Leukocytes in your urine is often sign of a urinary tract infection (UTI). Leukocytes are simply white blood cells and are diagnosed with a urinalysis. They are there to fight off the bacteria that have caused the infection. The infection that caused the leukocytes to be there in the first place can be treated with antibiotics for about a week's time, clearing the infection up, thus allowing the white blood cells to vacate your kidneys and urine.
There are a few different types of urinary tract infections that can cause leukocytes to be in your urine. Kidney infections, urethritis and cystitus are the three most common urinary tract infections. Normal leukocyte levels in your urine usually are around 0-10 lev/vl and when they approach and exceed 20 lev/vl there is a definite issue. They are there to fight off infection, which is a good thing. The bad thing is diagnosing the infection and figuring out what caused it.

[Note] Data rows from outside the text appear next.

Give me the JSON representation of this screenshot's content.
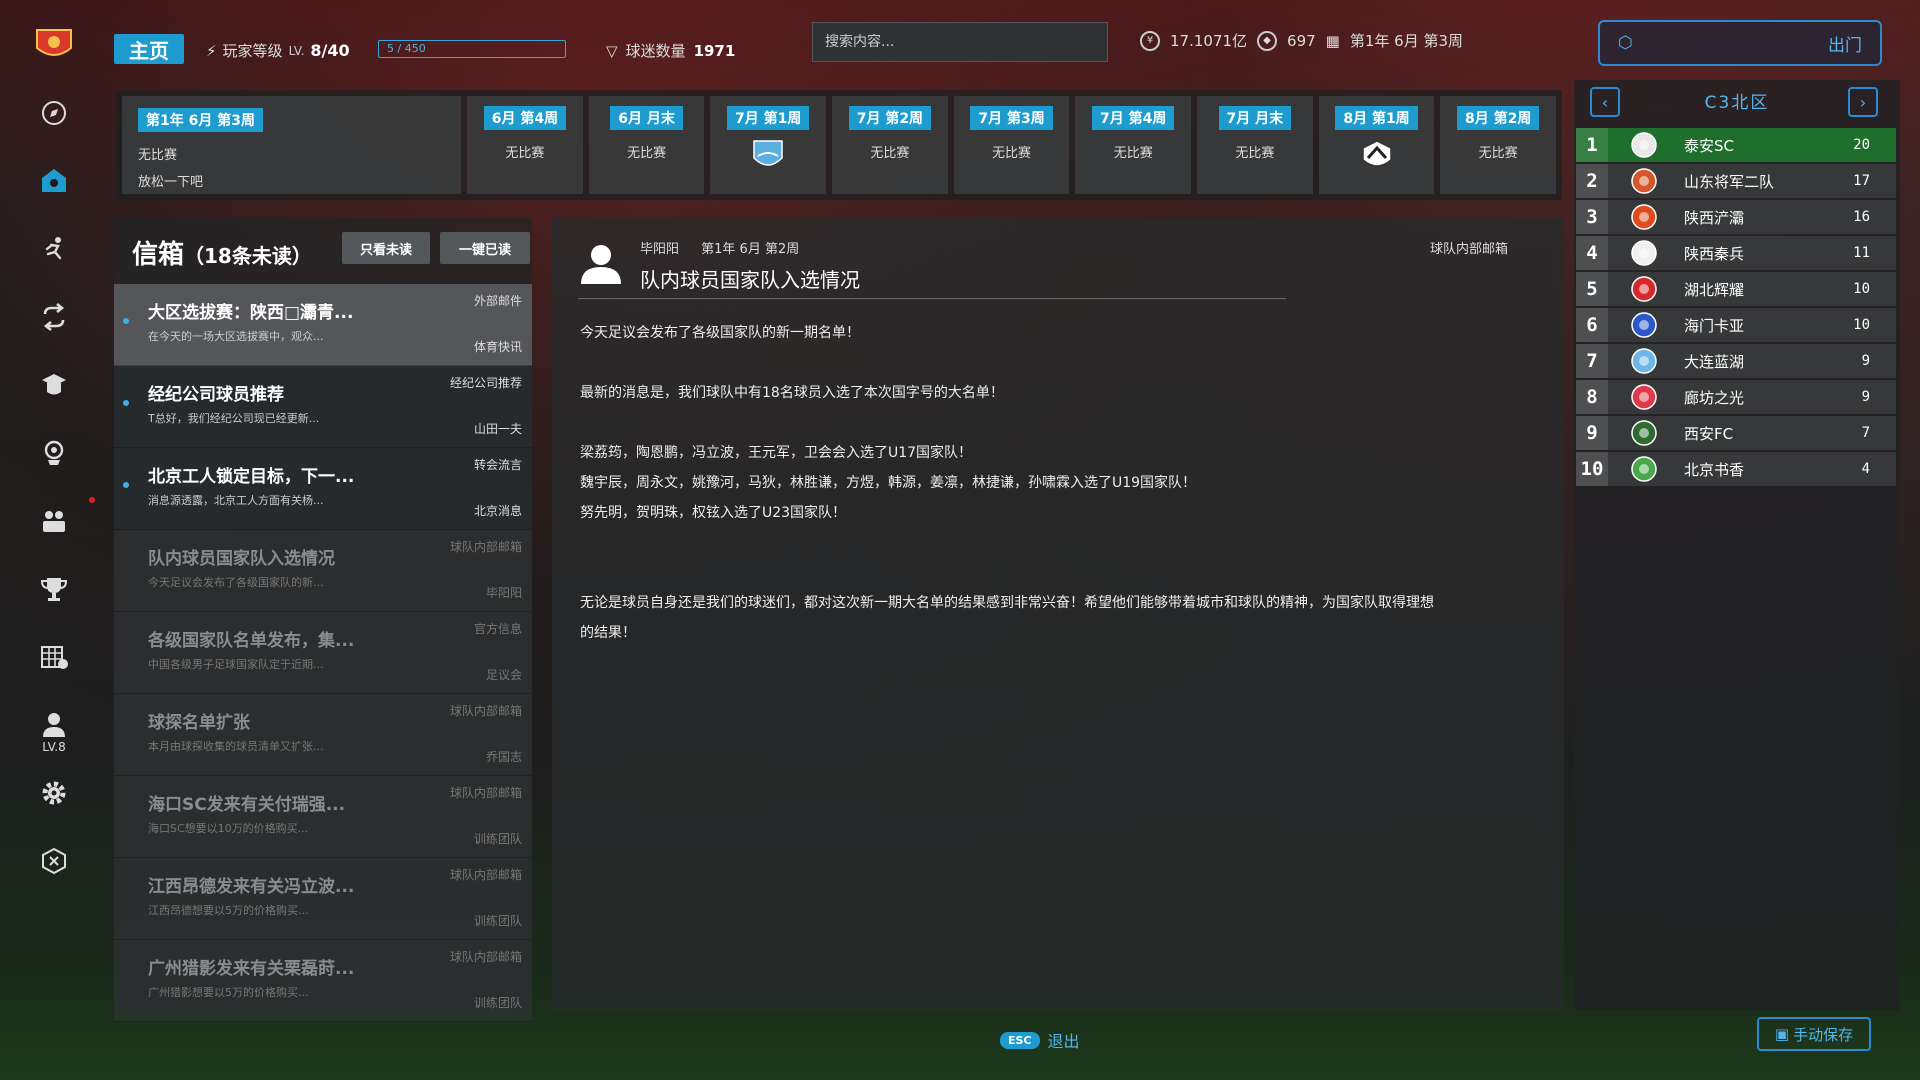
{
  "topbar": {
    "home_label": "主页",
    "player_level_label": "玩家等级",
    "lv_prefix": "LV.",
    "level_value": "8/40",
    "xp_text": "5 / 450",
    "fans_label": "球迷数量",
    "fans_value": "1971",
    "search_placeholder": "搜索内容...",
    "money": "17.1071亿",
    "coins": "697",
    "date": "第1年 6月 第3周",
    "exit_label": "出门"
  },
  "sidebar": {
    "level_label": "LV.8"
  },
  "schedule": {
    "current": {
      "tag": "第1年 6月 第3周",
      "line1": "无比赛",
      "line2": "放松一下吧"
    },
    "items": [
      {
        "tag": "6月 第4周",
        "text": "无比赛"
      },
      {
        "tag": "6月 月末",
        "text": "无比赛"
      },
      {
        "tag": "7月 第1周",
        "text": "",
        "badge": "badge-blue-shield"
      },
      {
        "tag": "7月 第2周",
        "text": "无比赛"
      },
      {
        "tag": "7月 第3周",
        "text": "无比赛"
      },
      {
        "tag": "7月 第4周",
        "text": "无比赛"
      },
      {
        "tag": "7月 月末",
        "text": "无比赛"
      },
      {
        "tag": "8月 第1周",
        "text": "",
        "badge": "badge-black-white"
      },
      {
        "tag": "8月 第2周",
        "text": "无比赛"
      }
    ]
  },
  "mailbox": {
    "title": "信箱",
    "unread_count": "（18条未读）",
    "filter_unread_label": "只看未读",
    "mark_all_read_label": "一键已读",
    "mails": [
      {
        "subject": "大区选拔赛：陕西□灞青...",
        "preview": "在今天的一场大区选拔赛中，观众...",
        "category": "外部邮件",
        "sender": "体育快讯",
        "state": "selected"
      },
      {
        "subject": "经纪公司球员推荐",
        "preview": "T总好，我们经纪公司现已经更新...",
        "category": "经纪公司推荐",
        "sender": "山田一夫",
        "state": "unread"
      },
      {
        "subject": "北京工人锁定目标，下一...",
        "preview": "消息源透露，北京工人方面有关杨...",
        "category": "转会流言",
        "sender": "北京消息",
        "state": "unread"
      },
      {
        "subject": "队内球员国家队入选情况",
        "preview": "今天足议会发布了各级国家队的新...",
        "category": "球队内部邮箱",
        "sender": "毕阳阳",
        "state": "read"
      },
      {
        "subject": "各级国家队名单发布，集...",
        "preview": "中国各级男子足球国家队定于近期...",
        "category": "官方信息",
        "sender": "足议会",
        "state": "read"
      },
      {
        "subject": "球探名单扩张",
        "preview": "本月由球探收集的球员清单又扩张...",
        "category": "球队内部邮箱",
        "sender": "乔国志",
        "state": "read"
      },
      {
        "subject": "海口SC发来有关付瑞强...",
        "preview": "海口SC想要以10万的价格购买...",
        "category": "球队内部邮箱",
        "sender": "训练团队",
        "state": "read"
      },
      {
        "subject": "江西昂德发来有关冯立波...",
        "preview": "江西昂德想要以5万的价格购买...",
        "category": "球队内部邮箱",
        "sender": "训练团队",
        "state": "read"
      },
      {
        "subject": "广州猎影发来有关栗磊莳...",
        "preview": "广州猎影想要以5万的价格购买...",
        "category": "球队内部邮箱",
        "sender": "训练团队",
        "state": "read"
      }
    ]
  },
  "mail_content": {
    "sender": "毕阳阳",
    "date": "第1年 6月 第2周",
    "title": "队内球员国家队入选情况",
    "box": "球队内部邮箱",
    "p1": "今天足议会发布了各级国家队的新一期名单！",
    "p2": "最新的消息是，我们球队中有18名球员入选了本次国字号的大名单！",
    "p3": "梁荔筠，陶恩鹏，冯立波，王元军，卫会会入选了U17国家队！",
    "p4": "魏宇辰，周永文，姚豫河，马狄，林胜谦，方煜，韩源，姜凛，林捷谦，孙啸霖入选了U19国家队！",
    "p5": "努先明，贺明珠，权铉入选了U23国家队！",
    "p6": "无论是球员自身还是我们的球迷们，都对这次新一期大名单的结果感到非常兴奋！希望他们能够带着城市和球队的精神，为国家队取得理想",
    "p7": "的结果！"
  },
  "league": {
    "title": "C3北区",
    "rows": [
      {
        "rank": "1",
        "name": "泰安SC",
        "pts": "20",
        "color": "#e8e8e8"
      },
      {
        "rank": "2",
        "name": "山东将军二队",
        "pts": "17",
        "color": "#d4562a"
      },
      {
        "rank": "3",
        "name": "陕西浐灞",
        "pts": "16",
        "color": "#e04a1e"
      },
      {
        "rank": "4",
        "name": "陕西秦兵",
        "pts": "11",
        "color": "#f0f0f0"
      },
      {
        "rank": "5",
        "name": "湖北辉耀",
        "pts": "10",
        "color": "#d62a2a"
      },
      {
        "rank": "6",
        "name": "海门卡亚",
        "pts": "10",
        "color": "#2a58c8"
      },
      {
        "rank": "7",
        "name": "大连蓝湖",
        "pts": "9",
        "color": "#6fb6e8"
      },
      {
        "rank": "8",
        "name": "廊坊之光",
        "pts": "9",
        "color": "#e03a4a"
      },
      {
        "rank": "9",
        "name": "西安FC",
        "pts": "7",
        "color": "#2f6a2f"
      },
      {
        "rank": "10",
        "name": "北京书香",
        "pts": "4",
        "color": "#48a84a"
      }
    ]
  },
  "footer": {
    "esc_key": "ESC",
    "esc_label": "退出",
    "save_label": "手动保存"
  },
  "colors": {
    "accent": "#1e9ccf",
    "accent_light": "#56b5ea",
    "leader_row": "#1e6e2c"
  }
}
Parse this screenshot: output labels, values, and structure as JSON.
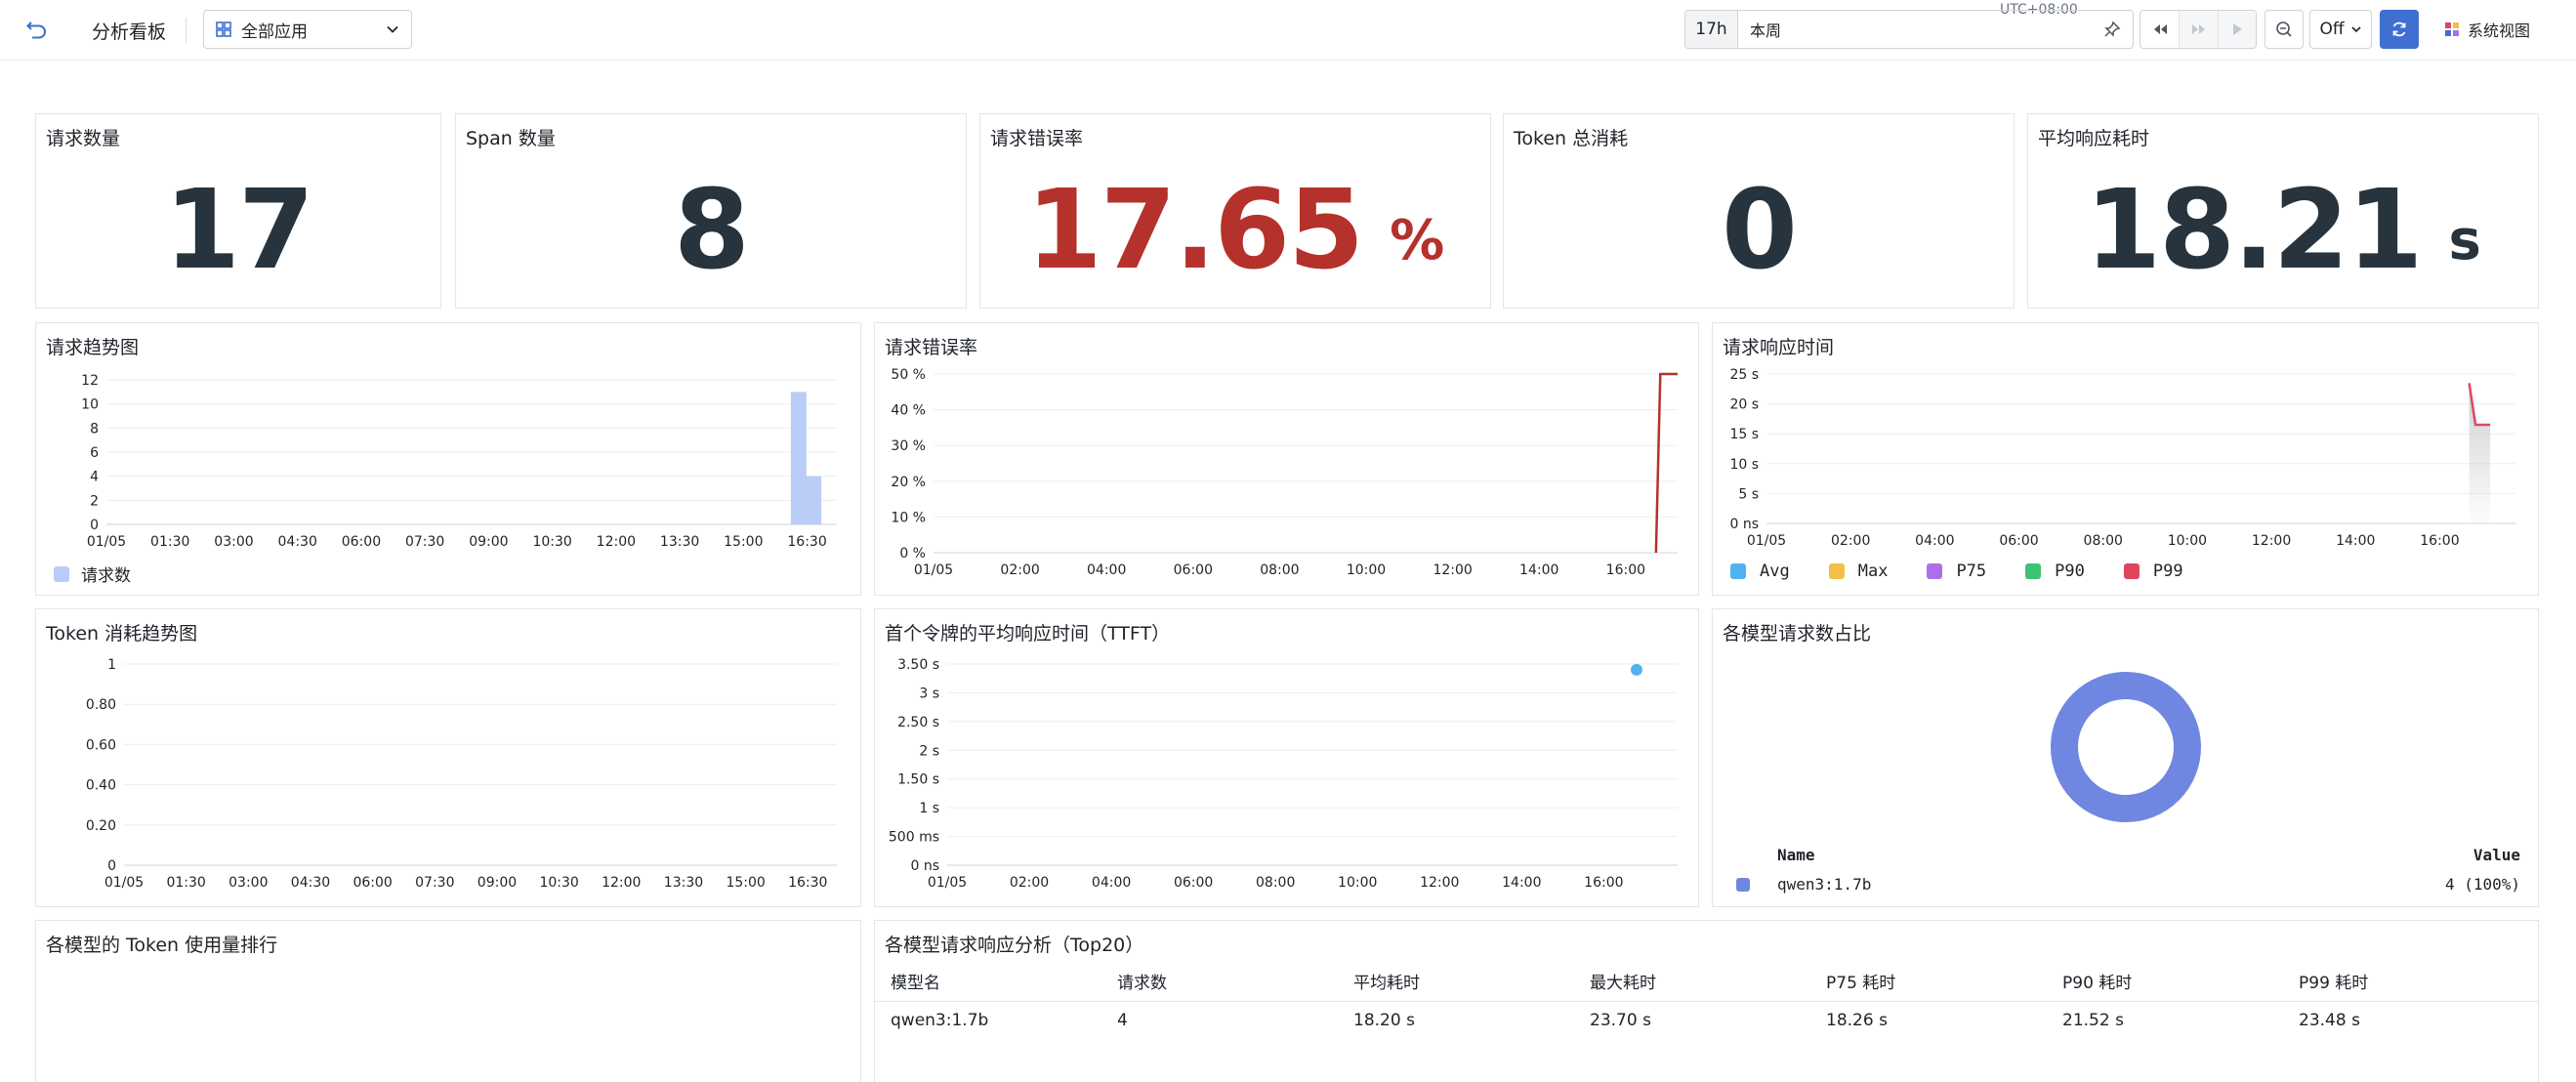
{
  "header": {
    "title": "分析看板",
    "app_select": "全部应用",
    "time_duration": "17h",
    "time_range": "本周",
    "timezone": "UTC+08:00",
    "refresh_interval": "Off",
    "system_view": "系统视图"
  },
  "stats": {
    "request_count": {
      "title": "请求数量",
      "value": "17"
    },
    "span_count": {
      "title": "Span 数量",
      "value": "8"
    },
    "error_rate": {
      "title": "请求错误率",
      "value": "17.65",
      "unit": "%",
      "color": "#b5312b"
    },
    "token_total": {
      "title": "Token 总消耗",
      "value": "0"
    },
    "avg_latency": {
      "title": "平均响应耗时",
      "value": "18.21",
      "unit": "s"
    }
  },
  "chart_data": [
    {
      "id": "request_trend",
      "type": "bar",
      "title": "请求趋势图",
      "x_ticks": [
        "01/05",
        "01:30",
        "03:00",
        "04:30",
        "06:00",
        "07:30",
        "09:00",
        "10:30",
        "12:00",
        "13:30",
        "15:00",
        "16:30"
      ],
      "y_ticks": [
        "0",
        "2",
        "4",
        "6",
        "8",
        "10",
        "12"
      ],
      "ylim": [
        0,
        12
      ],
      "series": [
        {
          "name": "请求数",
          "color": "#b9cdf6",
          "points": [
            {
              "x_hours": 16.3,
              "y": 11
            },
            {
              "x_hours": 16.65,
              "y": 4
            }
          ]
        }
      ],
      "x_range_hours": [
        0,
        17.2
      ],
      "legend_position": "bottom-left",
      "grid": true
    },
    {
      "id": "error_rate_trend",
      "type": "line",
      "title": "请求错误率",
      "x_ticks": [
        "01/05",
        "02:00",
        "04:00",
        "06:00",
        "08:00",
        "10:00",
        "12:00",
        "14:00",
        "16:00"
      ],
      "y_ticks": [
        "0 %",
        "10 %",
        "20 %",
        "30 %",
        "40 %",
        "50 %"
      ],
      "ylim": [
        0,
        50
      ],
      "series": [
        {
          "name": "错误率",
          "color": "#b5312b",
          "points": [
            {
              "x_hours": 16.7,
              "y": 0
            },
            {
              "x_hours": 16.8,
              "y": 50
            },
            {
              "x_hours": 17.2,
              "y": 50
            }
          ]
        }
      ],
      "x_range_hours": [
        0,
        17.2
      ],
      "grid": true
    },
    {
      "id": "latency_trend",
      "type": "area",
      "title": "请求响应时间",
      "x_ticks": [
        "01/05",
        "02:00",
        "04:00",
        "06:00",
        "08:00",
        "10:00",
        "12:00",
        "14:00",
        "16:00"
      ],
      "y_ticks": [
        "0 ns",
        "5 s",
        "10 s",
        "15 s",
        "20 s",
        "25 s"
      ],
      "ylim": [
        0,
        25
      ],
      "series": [
        {
          "name": "Avg",
          "color": "#4fb3f0",
          "points": []
        },
        {
          "name": "Max",
          "color": "#f0c048",
          "points": []
        },
        {
          "name": "P75",
          "color": "#a970e8",
          "points": []
        },
        {
          "name": "P90",
          "color": "#3dc373",
          "points": []
        },
        {
          "name": "P99",
          "color": "#e0455e",
          "points": [
            {
              "x_hours": 16.7,
              "y": 23.48
            },
            {
              "x_hours": 16.85,
              "y": 16.5
            },
            {
              "x_hours": 17.2,
              "y": 16.5
            }
          ]
        }
      ],
      "x_range_hours": [
        0,
        17.8
      ],
      "legend_position": "bottom",
      "grid": true
    },
    {
      "id": "token_trend",
      "type": "line",
      "title": "Token 消耗趋势图",
      "x_ticks": [
        "01/05",
        "01:30",
        "03:00",
        "04:30",
        "06:00",
        "07:30",
        "09:00",
        "10:30",
        "12:00",
        "13:30",
        "15:00",
        "16:30"
      ],
      "y_ticks": [
        "0",
        "0.20",
        "0.40",
        "0.60",
        "0.80",
        "1"
      ],
      "ylim": [
        0,
        1
      ],
      "series": [],
      "x_range_hours": [
        0,
        17.2
      ],
      "grid": true
    },
    {
      "id": "ttft_trend",
      "type": "scatter",
      "title": "首个令牌的平均响应时间（TTFT）",
      "x_ticks": [
        "01/05",
        "02:00",
        "04:00",
        "06:00",
        "08:00",
        "10:00",
        "12:00",
        "14:00",
        "16:00"
      ],
      "y_ticks": [
        "0 ns",
        "500 ms",
        "1 s",
        "1.50 s",
        "2 s",
        "2.50 s",
        "3 s",
        "3.50 s"
      ],
      "ylim": [
        0,
        3.5
      ],
      "series": [
        {
          "name": "TTFT",
          "color": "#4fb3f0",
          "points": [
            {
              "x_hours": 16.8,
              "y": 3.4
            }
          ]
        }
      ],
      "x_range_hours": [
        0,
        17.8
      ],
      "grid": true
    },
    {
      "id": "model_share",
      "type": "pie",
      "title": "各模型请求数占比",
      "slices": [
        {
          "name": "qwen3:1.7b",
          "value": 4,
          "label": "4 (100%)",
          "color": "#6f87e0"
        }
      ],
      "legend_headers": {
        "name": "Name",
        "value": "Value"
      }
    }
  ],
  "token_rank": {
    "title": "各模型的 Token 使用量排行"
  },
  "latency_table": {
    "title": "各模型请求响应分析（Top20）",
    "columns": [
      "模型名",
      "请求数",
      "平均耗时",
      "最大耗时",
      "P75 耗时",
      "P90 耗时",
      "P99 耗时"
    ],
    "rows": [
      [
        "qwen3:1.7b",
        "4",
        "18.20 s",
        "23.70 s",
        "18.26 s",
        "21.52 s",
        "23.48 s"
      ]
    ]
  }
}
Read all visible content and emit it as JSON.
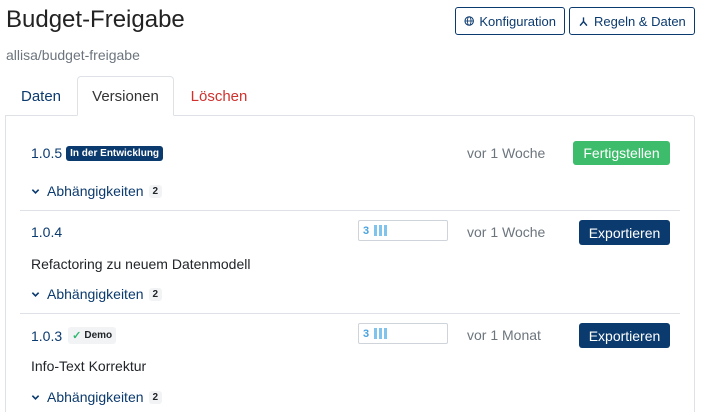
{
  "header": {
    "title": "Budget-Freigabe",
    "subtitle": "allisa/budget-freigabe",
    "config_button": "Konfiguration",
    "rules_button": "Regeln & Daten"
  },
  "tabs": [
    {
      "label": "Daten"
    },
    {
      "label": "Versionen",
      "active": true
    },
    {
      "label": "Löschen"
    }
  ],
  "versions": [
    {
      "version": "1.0.5",
      "badge": "In der Entwicklung",
      "time": "vor 1 Woche",
      "action": "Fertigstellen",
      "deps_label": "Abhängigkeiten",
      "deps_count": "2"
    },
    {
      "version": "1.0.4",
      "count": "3",
      "time": "vor 1 Woche",
      "action": "Exportieren",
      "description": "Refactoring zu neuem Datenmodell",
      "deps_label": "Abhängigkeiten",
      "deps_count": "2"
    },
    {
      "version": "1.0.3",
      "badge": "Demo",
      "count": "3",
      "time": "vor 1 Monat",
      "action": "Exportieren",
      "description": "Info-Text Korrektur",
      "deps_label": "Abhängigkeiten",
      "deps_count": "2"
    }
  ],
  "colors": {
    "primary": "#0b3a6e",
    "success": "#3dbd6b",
    "danger": "#d0312d",
    "muted": "#6c757d"
  }
}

Urinary tract infections are caused by a few different things. Intercourse is a common cause. During intercourse, bacteria can sometimes be massaged into the urethra. This bacteria then causes the infection to take hold. Another cause is waiting too long to urinate which causes the bladder to overstretch. The bladder weakens and will not empty all the way. The leftover urine will cause bacteria to form and cause the infection to take place in either the urinary tract or bladder itself. Be aware that sometimes urinary tract infections occur because of pregnancy. So a pregnancy test might be a good idea as well.
Prevention and Treatment
Avoiding these situations, if at all possible, is the only way to avoid urinary tract infections and the presence of extra leukocytes to combat the infection itself. Most women experience urinary tract infections because the causes of them are so many, and with a week's dose of antibiotics, it will clear the infection right up.